TASK PROMPT: Scan the data below. Pull out each line where "this" occurs.

::::::::::

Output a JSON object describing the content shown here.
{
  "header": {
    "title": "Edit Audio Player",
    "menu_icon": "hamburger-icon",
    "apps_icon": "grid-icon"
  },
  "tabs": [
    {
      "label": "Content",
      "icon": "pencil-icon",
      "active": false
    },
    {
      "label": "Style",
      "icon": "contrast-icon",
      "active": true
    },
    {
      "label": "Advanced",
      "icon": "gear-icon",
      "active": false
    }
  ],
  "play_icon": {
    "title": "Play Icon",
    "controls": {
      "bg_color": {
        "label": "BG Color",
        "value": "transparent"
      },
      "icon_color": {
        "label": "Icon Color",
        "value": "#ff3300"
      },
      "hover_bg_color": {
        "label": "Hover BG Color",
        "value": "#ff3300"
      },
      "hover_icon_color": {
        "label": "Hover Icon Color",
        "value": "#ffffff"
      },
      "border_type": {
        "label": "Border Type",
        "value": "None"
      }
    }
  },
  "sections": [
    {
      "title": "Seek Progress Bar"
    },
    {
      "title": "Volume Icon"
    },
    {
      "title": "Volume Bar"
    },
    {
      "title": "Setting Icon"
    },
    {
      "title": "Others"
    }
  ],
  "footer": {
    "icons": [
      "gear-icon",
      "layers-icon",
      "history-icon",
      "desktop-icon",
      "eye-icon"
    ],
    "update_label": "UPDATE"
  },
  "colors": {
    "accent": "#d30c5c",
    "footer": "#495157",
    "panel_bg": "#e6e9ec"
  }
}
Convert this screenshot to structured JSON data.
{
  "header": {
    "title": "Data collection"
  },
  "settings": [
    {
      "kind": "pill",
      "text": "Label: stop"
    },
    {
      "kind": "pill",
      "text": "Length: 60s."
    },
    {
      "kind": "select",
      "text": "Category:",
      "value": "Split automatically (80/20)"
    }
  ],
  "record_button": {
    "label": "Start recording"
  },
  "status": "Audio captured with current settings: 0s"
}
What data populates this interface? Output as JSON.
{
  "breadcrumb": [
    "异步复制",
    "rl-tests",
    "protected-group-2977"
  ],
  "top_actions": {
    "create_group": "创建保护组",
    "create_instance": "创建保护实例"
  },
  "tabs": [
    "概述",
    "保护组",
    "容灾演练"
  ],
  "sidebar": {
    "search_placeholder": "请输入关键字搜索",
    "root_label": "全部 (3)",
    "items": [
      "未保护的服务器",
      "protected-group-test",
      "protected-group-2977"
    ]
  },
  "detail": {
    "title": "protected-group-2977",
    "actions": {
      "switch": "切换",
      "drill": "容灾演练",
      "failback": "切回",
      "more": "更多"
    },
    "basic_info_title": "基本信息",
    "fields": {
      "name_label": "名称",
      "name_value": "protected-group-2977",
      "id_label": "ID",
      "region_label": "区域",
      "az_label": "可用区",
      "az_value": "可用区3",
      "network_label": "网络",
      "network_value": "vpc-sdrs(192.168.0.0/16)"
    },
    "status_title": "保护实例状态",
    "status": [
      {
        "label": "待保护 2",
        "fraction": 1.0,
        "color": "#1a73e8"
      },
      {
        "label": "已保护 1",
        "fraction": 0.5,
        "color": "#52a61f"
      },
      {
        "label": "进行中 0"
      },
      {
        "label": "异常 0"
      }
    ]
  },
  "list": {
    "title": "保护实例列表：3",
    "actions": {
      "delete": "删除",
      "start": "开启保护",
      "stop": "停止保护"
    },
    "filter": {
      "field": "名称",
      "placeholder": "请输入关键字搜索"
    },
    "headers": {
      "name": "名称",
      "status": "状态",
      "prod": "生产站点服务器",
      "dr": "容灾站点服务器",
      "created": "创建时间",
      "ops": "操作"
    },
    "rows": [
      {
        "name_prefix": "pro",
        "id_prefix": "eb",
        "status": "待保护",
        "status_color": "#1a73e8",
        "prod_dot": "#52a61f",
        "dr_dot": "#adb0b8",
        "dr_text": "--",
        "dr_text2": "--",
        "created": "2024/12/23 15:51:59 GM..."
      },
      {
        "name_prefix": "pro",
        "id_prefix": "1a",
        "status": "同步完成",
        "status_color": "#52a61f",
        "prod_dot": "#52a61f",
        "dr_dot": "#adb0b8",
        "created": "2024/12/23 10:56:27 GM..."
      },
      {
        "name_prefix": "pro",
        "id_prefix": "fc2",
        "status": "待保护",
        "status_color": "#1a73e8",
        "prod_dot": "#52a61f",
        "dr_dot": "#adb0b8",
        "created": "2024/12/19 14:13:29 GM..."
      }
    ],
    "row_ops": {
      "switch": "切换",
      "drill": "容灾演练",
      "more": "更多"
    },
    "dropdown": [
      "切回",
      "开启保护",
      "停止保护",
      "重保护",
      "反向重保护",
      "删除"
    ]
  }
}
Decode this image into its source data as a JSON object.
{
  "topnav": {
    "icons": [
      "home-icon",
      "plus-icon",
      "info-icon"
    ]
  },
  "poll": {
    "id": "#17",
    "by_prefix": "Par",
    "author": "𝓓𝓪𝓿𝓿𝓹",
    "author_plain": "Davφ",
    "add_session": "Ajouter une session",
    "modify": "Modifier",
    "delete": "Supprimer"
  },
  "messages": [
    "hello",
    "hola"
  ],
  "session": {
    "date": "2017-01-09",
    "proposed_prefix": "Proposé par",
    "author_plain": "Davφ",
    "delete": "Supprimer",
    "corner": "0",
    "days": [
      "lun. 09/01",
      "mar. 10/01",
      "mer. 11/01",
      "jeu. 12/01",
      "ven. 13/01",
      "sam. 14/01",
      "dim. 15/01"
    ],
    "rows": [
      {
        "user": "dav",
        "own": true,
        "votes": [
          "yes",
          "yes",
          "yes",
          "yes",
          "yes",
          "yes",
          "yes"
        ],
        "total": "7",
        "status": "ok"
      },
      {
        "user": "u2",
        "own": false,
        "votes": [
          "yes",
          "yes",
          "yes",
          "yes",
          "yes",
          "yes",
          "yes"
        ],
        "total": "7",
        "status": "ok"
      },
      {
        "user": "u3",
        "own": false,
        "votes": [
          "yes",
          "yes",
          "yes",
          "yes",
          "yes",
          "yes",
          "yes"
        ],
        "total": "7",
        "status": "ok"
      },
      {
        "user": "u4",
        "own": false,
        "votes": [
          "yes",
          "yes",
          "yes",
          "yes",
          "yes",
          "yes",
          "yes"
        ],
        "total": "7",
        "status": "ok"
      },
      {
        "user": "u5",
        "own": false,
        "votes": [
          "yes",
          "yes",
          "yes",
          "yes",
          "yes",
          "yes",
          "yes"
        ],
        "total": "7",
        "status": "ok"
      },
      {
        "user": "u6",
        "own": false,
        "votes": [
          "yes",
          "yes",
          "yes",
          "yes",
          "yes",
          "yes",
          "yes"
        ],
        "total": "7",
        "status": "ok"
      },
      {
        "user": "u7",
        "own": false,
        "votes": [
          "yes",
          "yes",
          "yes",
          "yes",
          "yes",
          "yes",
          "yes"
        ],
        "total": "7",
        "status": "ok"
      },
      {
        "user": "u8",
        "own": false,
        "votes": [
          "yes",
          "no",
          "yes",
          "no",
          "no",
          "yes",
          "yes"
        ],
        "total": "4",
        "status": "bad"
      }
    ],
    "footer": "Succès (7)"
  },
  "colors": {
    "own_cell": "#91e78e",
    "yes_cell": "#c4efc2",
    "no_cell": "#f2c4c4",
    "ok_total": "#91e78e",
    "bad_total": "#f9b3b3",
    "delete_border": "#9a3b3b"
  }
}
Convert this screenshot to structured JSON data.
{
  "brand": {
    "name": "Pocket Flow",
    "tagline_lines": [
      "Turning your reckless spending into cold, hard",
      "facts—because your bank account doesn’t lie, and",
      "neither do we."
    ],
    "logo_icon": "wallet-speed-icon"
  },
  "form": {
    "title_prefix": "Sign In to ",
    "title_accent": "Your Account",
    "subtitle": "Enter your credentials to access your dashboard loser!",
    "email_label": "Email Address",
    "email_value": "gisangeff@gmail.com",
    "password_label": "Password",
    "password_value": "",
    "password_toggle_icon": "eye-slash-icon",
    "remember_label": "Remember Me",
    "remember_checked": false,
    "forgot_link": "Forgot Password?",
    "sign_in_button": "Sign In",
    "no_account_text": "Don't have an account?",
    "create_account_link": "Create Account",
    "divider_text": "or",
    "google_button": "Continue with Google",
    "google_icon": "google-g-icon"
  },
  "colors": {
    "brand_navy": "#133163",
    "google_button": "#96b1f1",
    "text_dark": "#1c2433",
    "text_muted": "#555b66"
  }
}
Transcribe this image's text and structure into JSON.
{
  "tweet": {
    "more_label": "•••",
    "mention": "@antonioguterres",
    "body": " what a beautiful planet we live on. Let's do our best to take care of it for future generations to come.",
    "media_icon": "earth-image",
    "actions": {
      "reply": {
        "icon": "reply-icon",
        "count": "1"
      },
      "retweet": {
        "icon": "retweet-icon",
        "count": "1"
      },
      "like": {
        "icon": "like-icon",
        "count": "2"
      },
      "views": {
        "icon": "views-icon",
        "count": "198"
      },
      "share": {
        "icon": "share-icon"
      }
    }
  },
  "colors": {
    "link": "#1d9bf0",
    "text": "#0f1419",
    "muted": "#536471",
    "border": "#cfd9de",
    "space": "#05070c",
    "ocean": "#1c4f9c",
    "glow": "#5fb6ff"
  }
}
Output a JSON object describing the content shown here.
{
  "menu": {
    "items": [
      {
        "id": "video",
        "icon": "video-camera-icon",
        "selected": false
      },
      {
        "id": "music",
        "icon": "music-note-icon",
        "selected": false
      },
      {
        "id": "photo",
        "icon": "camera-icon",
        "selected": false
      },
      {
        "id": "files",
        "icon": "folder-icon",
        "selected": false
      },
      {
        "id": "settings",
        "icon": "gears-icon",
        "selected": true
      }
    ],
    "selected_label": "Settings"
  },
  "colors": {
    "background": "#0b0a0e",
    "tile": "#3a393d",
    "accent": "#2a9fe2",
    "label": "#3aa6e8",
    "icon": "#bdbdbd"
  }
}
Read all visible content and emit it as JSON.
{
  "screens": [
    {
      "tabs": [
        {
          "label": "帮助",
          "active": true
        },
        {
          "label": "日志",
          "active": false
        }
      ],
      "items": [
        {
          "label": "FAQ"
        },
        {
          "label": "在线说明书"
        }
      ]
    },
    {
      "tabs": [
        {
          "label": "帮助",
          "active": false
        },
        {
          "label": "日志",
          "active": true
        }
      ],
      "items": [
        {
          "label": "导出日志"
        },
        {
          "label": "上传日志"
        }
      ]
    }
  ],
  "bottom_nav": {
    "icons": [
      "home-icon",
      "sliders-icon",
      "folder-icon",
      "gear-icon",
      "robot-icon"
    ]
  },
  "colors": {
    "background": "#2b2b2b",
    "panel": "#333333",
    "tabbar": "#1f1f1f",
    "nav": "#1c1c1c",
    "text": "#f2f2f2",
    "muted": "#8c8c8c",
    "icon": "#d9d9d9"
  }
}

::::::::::

RESPONSE BOX:
Convert this screenshot to structured JSON data.
What data populates this interface? Output as JSON.
Decode this image into its source data as a JSON object.
Convert this screenshot to structured JSON data.
Transcribe this image's text and structure into JSON.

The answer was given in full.